Ciao for now!

Jx

Should writers be read and not heard?

This is something that I’m sure I’m not alone in considering. Last month I read an article in The Guardian describing the difficulties of being an introverted writer in the 21st century. Writers of old rarely met their ‘public’ (unless they went on a forward-thinking tour, Dickens-stylee) but it’s an occupational demand these days given the wealth of literary festivals and the plethora of ‘evening with’ events. A writer doesn’t stand much of a chance of shouting above the noise unless they jump on stage to talk about the nitty gritty of their inspirations/ character motivations/ what they had for breakfast.

Personally, I don’t have a problem with discussing my work with an audience (especially after a complimentary glass of vino) and meeting other writers is always a bonus. But I can see how going from living half the year cocooned in a study surrounded by research, to diving on stage with the enthusiasm of a RADA graduate can for some, be jarring (as indeed, The Guardian columnist suggested). It’s probable that in the future, publishers will need to provide their writers with publicity training. Aside from this issue, my other concern is over-visibility. I find myself questioning what my literary heroines would have done. This in itself doesn’t help my line of questioning, largely because my top two literary heroines, Zadie Smith and Sylvia Plath are about as visible as writers can get (albeit posthumously for the latter). Why do I worry? Well for one thing, it removes, in part, the ownership that a reader can feel towards a text. I don’t particularly want my readers to have to negotiate my voice and face out of their reading experience – it should belong to them more than me.

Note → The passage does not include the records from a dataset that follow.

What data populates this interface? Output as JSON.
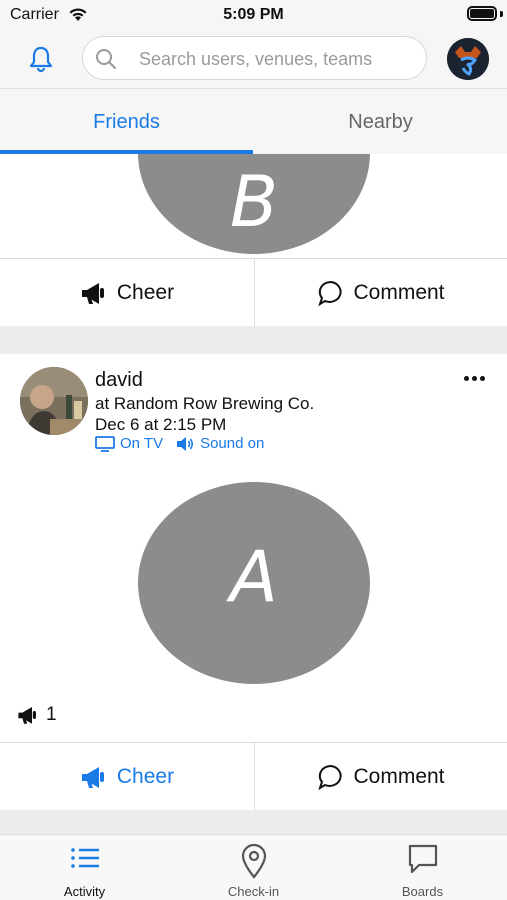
{
  "status_bar": {
    "carrier": "Carrier",
    "time": "5:09 PM"
  },
  "header": {
    "bell_icon": "bell-icon",
    "search_placeholder": "Search users, venues, teams",
    "search_value": ""
  },
  "tabs": [
    {
      "label": "Friends",
      "active": true
    },
    {
      "label": "Nearby",
      "active": false
    }
  ],
  "posts": [
    {
      "avatar_letter": "B",
      "actions": {
        "cheer_label": "Cheer",
        "comment_label": "Comment",
        "cheer_active": false
      }
    },
    {
      "user": "david",
      "venue": "at Random Row Brewing Co.",
      "date": "Dec 6 at 2:15 PM",
      "tags": [
        {
          "icon": "tv-icon",
          "label": "On TV"
        },
        {
          "icon": "speaker-icon",
          "label": "Sound on"
        }
      ],
      "avatar_letter": "A",
      "cheer_count": "1",
      "actions": {
        "cheer_label": "Cheer",
        "comment_label": "Comment",
        "cheer_active": true
      }
    }
  ],
  "bottom_nav": [
    {
      "label": "Activity",
      "icon": "list-icon",
      "active": true
    },
    {
      "label": "Check-in",
      "icon": "map-pin-icon",
      "active": false
    },
    {
      "label": "Boards",
      "icon": "chat-bubble-icon",
      "active": false
    }
  ],
  "colors": {
    "accent": "#1a7ae6",
    "circle_gray": "#8c8c8c",
    "feed_background": "#ececec"
  }
}
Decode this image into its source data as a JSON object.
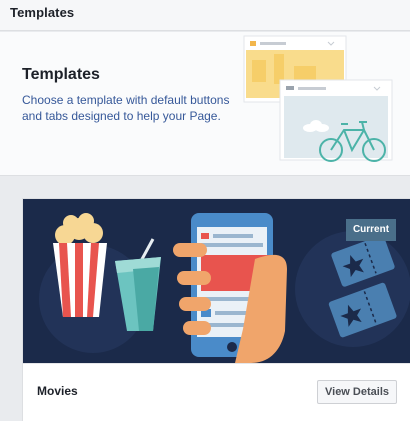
{
  "topbar": {
    "title": "Templates"
  },
  "hero": {
    "title": "Templates",
    "description": "Choose a template with default buttons and tabs designed to help your Page."
  },
  "template_card": {
    "name": "Movies",
    "badge": "Current",
    "view_details_label": "View Details",
    "illustration": "movies-illustration"
  },
  "colors": {
    "card_background": "#1b2a4a",
    "badge": "#4a6f8a",
    "link_text": "#365899",
    "accent_yellow": "#f7d794",
    "accent_red": "#e8544e",
    "accent_teal": "#6cc4c0"
  }
}
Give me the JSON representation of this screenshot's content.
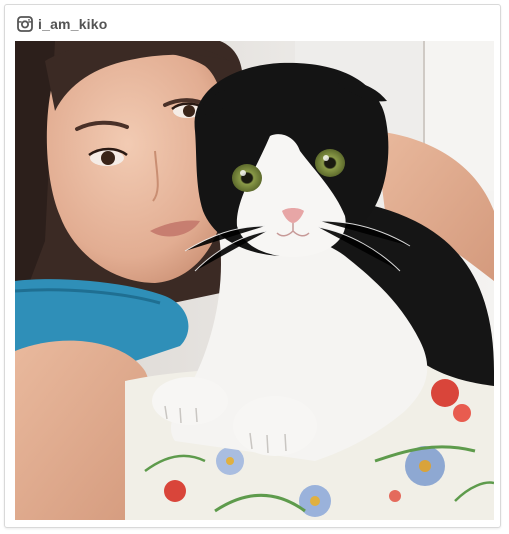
{
  "post": {
    "username": "i_am_kiko",
    "platform_icon": "instagram-icon"
  },
  "colors": {
    "username_text": "#545454",
    "card_border": "#d9d9d9",
    "background": "#ffffff"
  }
}
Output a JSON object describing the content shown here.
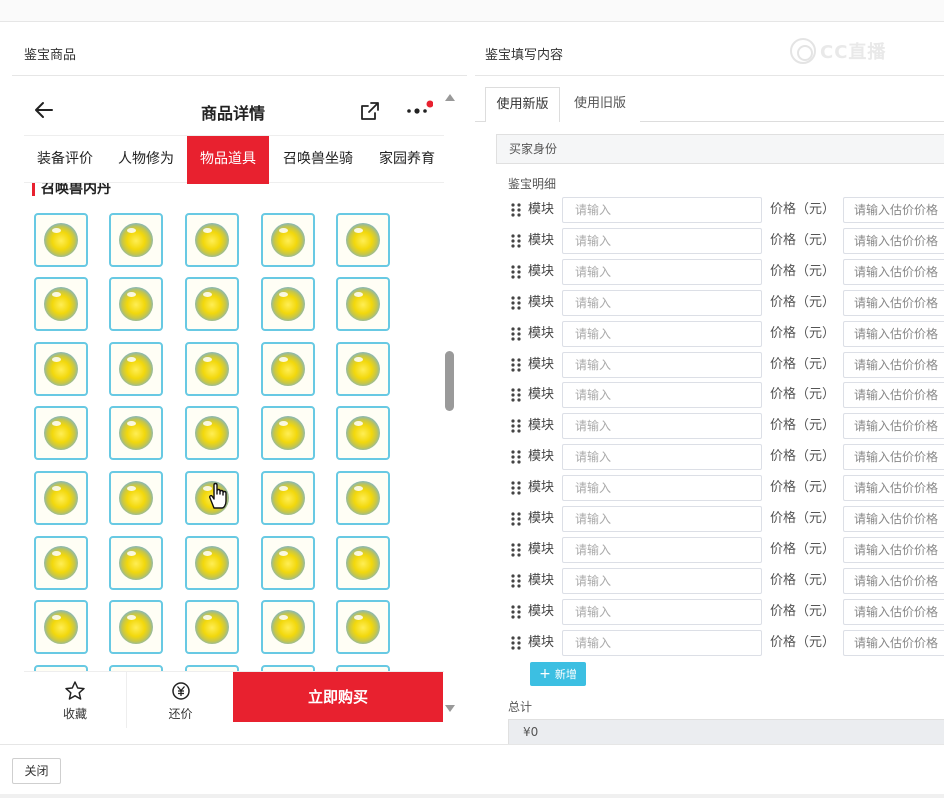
{
  "panels": {
    "left_title": "鉴宝商品",
    "right_title": "鉴宝填写内容"
  },
  "watermark": {
    "text": "CC直播"
  },
  "phone": {
    "title": "商品详情",
    "icons": {
      "back": "arrow-left-icon",
      "share": "share-icon",
      "more": "more-dots-icon",
      "notification_color": "#e8212f"
    },
    "tabs": [
      {
        "label": "装备评价",
        "active": false
      },
      {
        "label": "人物修为",
        "active": false
      },
      {
        "label": "物品道具",
        "active": true
      },
      {
        "label": "召唤兽坐骑",
        "active": false
      },
      {
        "label": "家园养育",
        "active": false
      }
    ],
    "section_title": "召唤兽内丹",
    "item_icon": "pill-orb-icon",
    "bottom": {
      "favorite_label": "收藏",
      "bargain_label": "还价",
      "buy_label": "立即购买"
    }
  },
  "form": {
    "tabs": {
      "new": "使用新版",
      "old": "使用旧版"
    },
    "buyer_identity": "买家身份",
    "detail_label": "鉴宝明细",
    "rows": [
      {
        "module_label": "模块",
        "module_placeholder": "请输入",
        "price_label": "价格（元）",
        "price_placeholder": "请输入估价价格"
      },
      {
        "module_label": "模块",
        "module_placeholder": "请输入",
        "price_label": "价格（元）",
        "price_placeholder": "请输入估价价格"
      },
      {
        "module_label": "模块",
        "module_placeholder": "请输入",
        "price_label": "价格（元）",
        "price_placeholder": "请输入估价价格"
      },
      {
        "module_label": "模块",
        "module_placeholder": "请输入",
        "price_label": "价格（元）",
        "price_placeholder": "请输入估价价格"
      },
      {
        "module_label": "模块",
        "module_placeholder": "请输入",
        "price_label": "价格（元）",
        "price_placeholder": "请输入估价价格"
      },
      {
        "module_label": "模块",
        "module_placeholder": "请输入",
        "price_label": "价格（元）",
        "price_placeholder": "请输入估价价格"
      },
      {
        "module_label": "模块",
        "module_placeholder": "请输入",
        "price_label": "价格（元）",
        "price_placeholder": "请输入估价价格"
      },
      {
        "module_label": "模块",
        "module_placeholder": "请输入",
        "price_label": "价格（元）",
        "price_placeholder": "请输入估价价格"
      },
      {
        "module_label": "模块",
        "module_placeholder": "请输入",
        "price_label": "价格（元）",
        "price_placeholder": "请输入估价价格"
      },
      {
        "module_label": "模块",
        "module_placeholder": "请输入",
        "price_label": "价格（元）",
        "price_placeholder": "请输入估价价格"
      },
      {
        "module_label": "模块",
        "module_placeholder": "请输入",
        "price_label": "价格（元）",
        "price_placeholder": "请输入估价价格"
      },
      {
        "module_label": "模块",
        "module_placeholder": "请输入",
        "price_label": "价格（元）",
        "price_placeholder": "请输入估价价格"
      },
      {
        "module_label": "模块",
        "module_placeholder": "请输入",
        "price_label": "价格（元）",
        "price_placeholder": "请输入估价价格"
      },
      {
        "module_label": "模块",
        "module_placeholder": "请输入",
        "price_label": "价格（元）",
        "price_placeholder": "请输入估价价格"
      },
      {
        "module_label": "模块",
        "module_placeholder": "请输入",
        "price_label": "价格（元）",
        "price_placeholder": "请输入估价价格"
      }
    ],
    "add_label": "新增",
    "total_label": "总计",
    "total_value": "¥0"
  },
  "footer": {
    "close_label": "关闭"
  },
  "colors": {
    "accent_red": "#e8212f",
    "accent_cyan": "#3cbfe2",
    "item_border": "#68c9e3"
  }
}
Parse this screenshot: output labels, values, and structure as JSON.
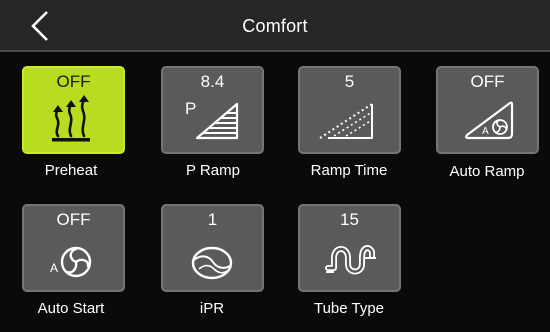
{
  "header": {
    "title": "Comfort",
    "back_icon": "chevron-left-icon"
  },
  "colors": {
    "active_tile": "#b8dc20",
    "tile": "#5a5a5a",
    "header": "#262626"
  },
  "tiles": [
    {
      "label": "Preheat",
      "value": "OFF",
      "icon": "heat-waves-icon",
      "active": true
    },
    {
      "label": "P Ramp",
      "value": "8.4",
      "icon": "pressure-ramp-icon",
      "active": false
    },
    {
      "label": "Ramp Time",
      "value": "5",
      "icon": "ramp-time-icon",
      "active": false
    },
    {
      "label": "Auto Ramp",
      "value": "OFF",
      "icon": "auto-ramp-icon",
      "active": false
    },
    {
      "label": "Auto Start",
      "value": "OFF",
      "icon": "auto-start-fan-icon",
      "active": false
    },
    {
      "label": "iPR",
      "value": "1",
      "icon": "ipr-icon",
      "active": false
    },
    {
      "label": "Tube Type",
      "value": "15",
      "icon": "tube-icon",
      "active": false
    }
  ]
}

Of course, I’m thinking about this issue in broad terms and not just in application to myself or more specifically, my career. I write as an audience member as well as a writer. My debut collection ‘The Shape of a Forest’ is due to be published by Parthian next year and I am very much looking forward to promoting it (yesterday I was asked to provide a signed copy of my book for a charity auction – it’s the first time I’ve had such a request and I couldn’t help but feel heartened by the interest). The relevance of my book, for the purposes of this article, is the unseen history of getting the thing published. The road to getting my collection accepted by a publisher was, I would imagine, a typical route. I entered the competitions and spoke at as many events as was possible in order to get my work noticed. This would have been tremendously difficult if I have of been of a quieter disposition. I also went to every literary festival going in order to ‘network’ (bleh! I know, I know!) and to see how the professionals do it. So despite my material only just coming out in the next few months, I have a lot of experience of seeing how others promote their work. One poet, an extremely famous poet at that, was very rude to her audience and it completely put me off her work (if you think this is extreme, you should have seen her face, it was as though she hated each and every one of us). I was subsequently asked to review her newly published collection, and refused because of the difficulty that I now have in separating the woman from the work. She didn’t leave a good impression and it was one that wholly marred the idealised version of her that I had in my head (selfish, I know). That’s an intense reaction yes, and in all honesty, it is also the only negative experience that I have had with a writer. It’s possibly not even her fault; maybe she was having a bad day, maybe her publicist made her do it, maybe we were the fifth audience she’d had in as many days. But that’s not really the point. The physical ‘her’ has now interfered with the ‘written’ her. Her narrator is, to me, indivisible from the person. It leaves me wondering how subtle these impressions are, even if the writer interacts positively with the audience. To me, possibly because my book is shortly due out, I’ve started thinking about these issues in more depth than I ever have previously. I’m unresolved on the answer because we need to sell books (especially since the emergence of the Kindle and all of the ramifications on the industry that it has wrought) so any publicity is good publicity. Or is it?